Because Simon’s queued post about these characters is eventually posted and seen by their classmates, they each have to deal with the repercussions. Fortunately, they all ended up with good outcomes and came away from it as better, stronger individuals.

Unfortunately, while this is a positive thing character-wise for the book, I felt it was a bad call mystery-wise. This aspect of the story made it really easy for me to assume that none of these four characters committed the murder. I feel that the author made it too obvious, like they each had too much evidence going against them, so there was no way that one of them did it. Does that make sense?

Because of this, the 4 end up getting together to go over everything they all knew in an attempt to catch the real killer and to clear their names. I enjoyed the bond these characters had, I just hated that it meant none of them did it. I mean, it just invalidates the title of the book; it doesn’t even make sense anymore. They all were lying, but not about killing Simon. It’s misleading, but not in a good way. As in, I wanted to be misled by the contents of the book and be wrong about who the killer was, not by the title and the entire point of the story.

I ended up guessing the ending, which is good because I love being right, but also bad because I love to be shocked as well. I wanted to be surprised by this book, and I just wasn’t. This was an easy read and I ate it up because I was excited to know the ending, but I wasn’t happy with it.
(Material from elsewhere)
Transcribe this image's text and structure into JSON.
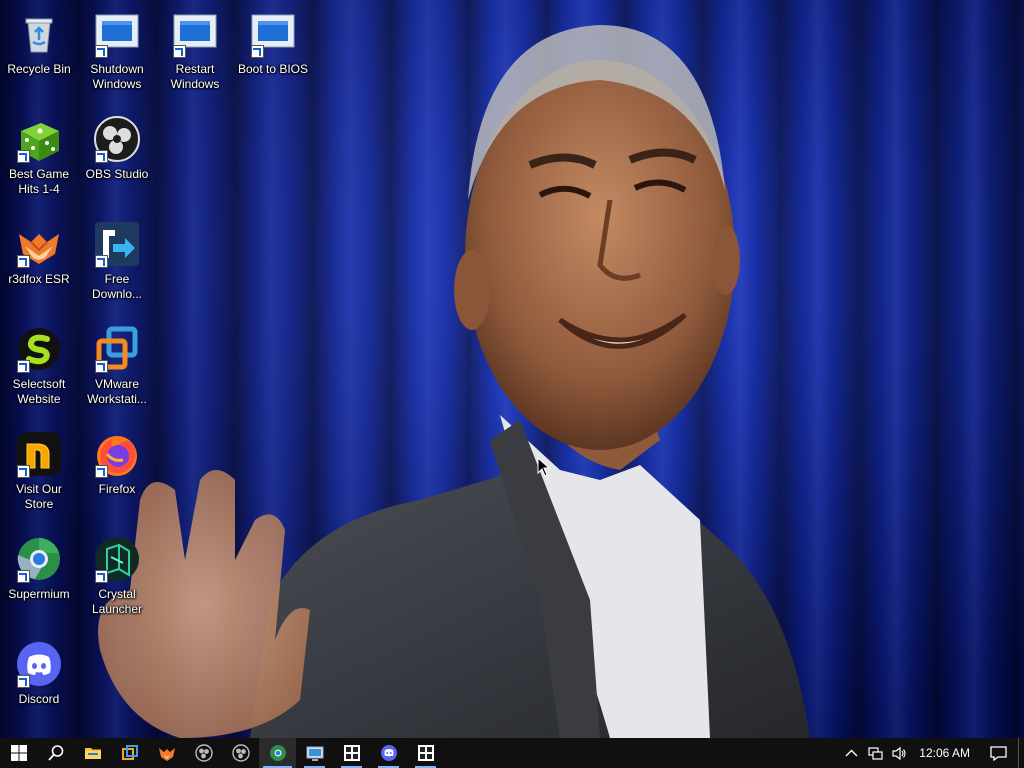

Additionally, I didn’t like the way that the author revealed the killer; if I hadn’t guessed who had done it, I still wouldn’t have been shocked because the moment wasn’t even gasp-worthy. I mean, there was no “wow” factor to the big ending, so I was disappointed in all regards.

Choosing to read this book was easy because I was in the mood for a good mystery, but I just wasn’t pleased. I expected more and was let down.

Karen M McManus: Website | Twitter | Instagram | Goodreads